Theatregoers and professionals often describe the Independent Theater as the “Roma Theater,” though this is far from accurate. Rodrigó Balogh, director-playwright and founder of Independent Theater, has stated that the theatre aims to focus on similarities between Roma and the rest of Hungarian society. Through its programming, the Independent Theater models a state in which Roma and non-Roma play, learn, and work together. In that sense it represents an emancipatory move: a prefigurative political model of a multicultural Hungary. Independent Theater is acting against the reproduction of exclusionary practices of the majority culture. The group uses radical imagination, not only on the level of performances but also on the level of operations, by imagining and operating a multicultural theatre culture. By its very existence, this small company pre-enacts a larger-scale future for the Hungarian mainstream, one in which the Roma and the non-Roma work together to achieve the ideal multiracial and multicultural state of theatre.
Each work features Roma self-representations—Roma characters with whom Roma audiences can identify. These characters give voices to a part of European society that is otherwise hidden.

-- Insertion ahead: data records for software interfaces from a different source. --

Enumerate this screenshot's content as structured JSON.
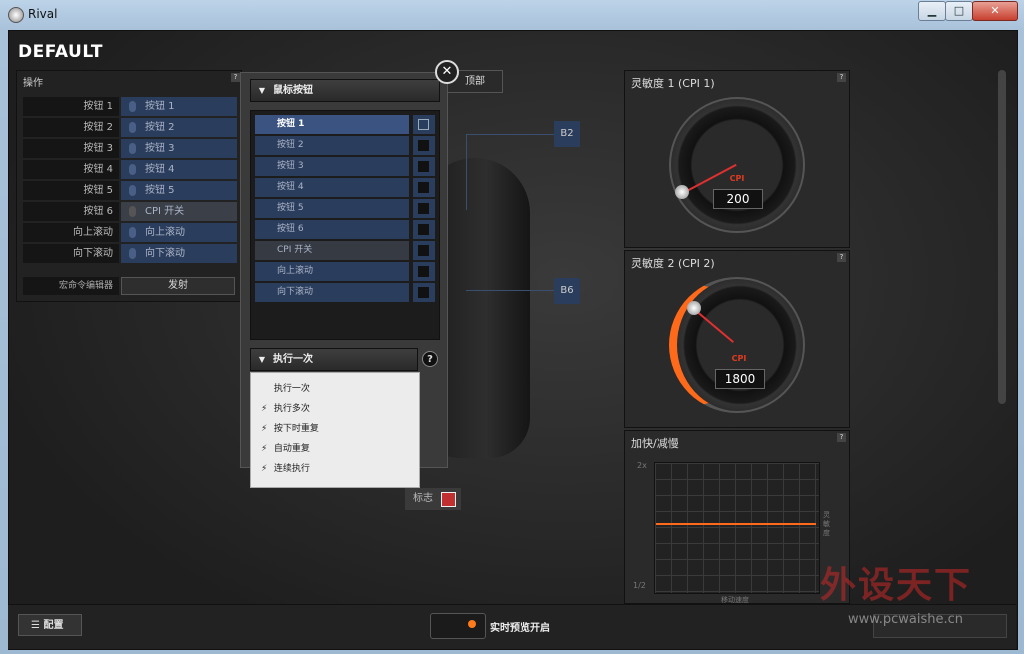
{
  "window": {
    "title": "Rival",
    "minimize": "▁",
    "maximize": "□",
    "close": "✕"
  },
  "profile": {
    "name": "DEFAULT"
  },
  "left_panel": {
    "title": "操作",
    "help": "?",
    "rows": [
      {
        "button": "按钮 1",
        "action": "按钮 1"
      },
      {
        "button": "按钮 2",
        "action": "按钮 2"
      },
      {
        "button": "按钮 3",
        "action": "按钮 3"
      },
      {
        "button": "按钮 4",
        "action": "按钮 4"
      },
      {
        "button": "按钮 5",
        "action": "按钮 5"
      },
      {
        "button": "按钮 6",
        "action": "CPI 开关"
      },
      {
        "button": "向上滚动",
        "action": "向上滚动"
      },
      {
        "button": "向下滚动",
        "action": "向下滚动"
      }
    ],
    "macro_label": "宏命令编辑器",
    "macro_button": "发射"
  },
  "center": {
    "top_tab": "顶部",
    "callouts": [
      "B2",
      "B6"
    ],
    "flag_label": "标志"
  },
  "popup": {
    "close": "✕",
    "dropdown": "鼠标按钮",
    "list": [
      "按钮 1",
      "按钮 2",
      "按钮 3",
      "按钮 4",
      "按钮 5",
      "按钮 6",
      "CPI 开关",
      "向上滚动",
      "向下滚动"
    ],
    "exec_dropdown": "执行一次",
    "help": "?",
    "exec_options": [
      "执行一次",
      "执行多次",
      "按下时重复",
      "自动重复",
      "连续执行"
    ]
  },
  "right": {
    "cpi1": {
      "title": "灵敏度 1 (CPI 1)",
      "label": "CPI",
      "value": "200",
      "help": "?"
    },
    "cpi2": {
      "title": "灵敏度 2 (CPI 2)",
      "label": "CPI",
      "value": "1800",
      "help": "?"
    },
    "accel": {
      "title": "加快/减慢",
      "help": "?",
      "y_top": "2x",
      "y_bottom": "1/2",
      "x_label": "移动速度",
      "right_label": "灵敏度"
    }
  },
  "bottom": {
    "config": "配置",
    "preview": "实时预览开启"
  },
  "watermark": {
    "text": "外设天下",
    "url": "www.pcwaishe.cn"
  },
  "colors": {
    "accent": "#ff6a1a",
    "row_blue": "#2b3d5c"
  }
}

Part of this mission is the annual Roma Heroes International Theater Festival, which Independent Theater has organized since 2017. This festival presents various Roma artists from across Europe. According to Rodrigó Balogh, when the company was formed they felt as if they were in a ghetto—as no other Hungarian theatre companies collaborated with Roma artists in the country—but couldn’t believe there were no Roma companies that would raise their voice to talk about their community’s issues. For that reason, Independent Theater started to look for companions globally. In the first year of the festival, they found several professional European Roma theatremakers and groups. Since then, these festivals have showcased Roma artists and groups from various European states: Romanio Svato from Vienna, the ART HUB in Bucharest, Mihaela Dragan with the Giuvlipen Company from Romania, and others. Each work features Roma self-representations—Roma characters with whom Roma audiences can identify. These characters give voices to a part of European society that is otherwise hidden and make it possible for more of society to find subjects of self-identification in theatre.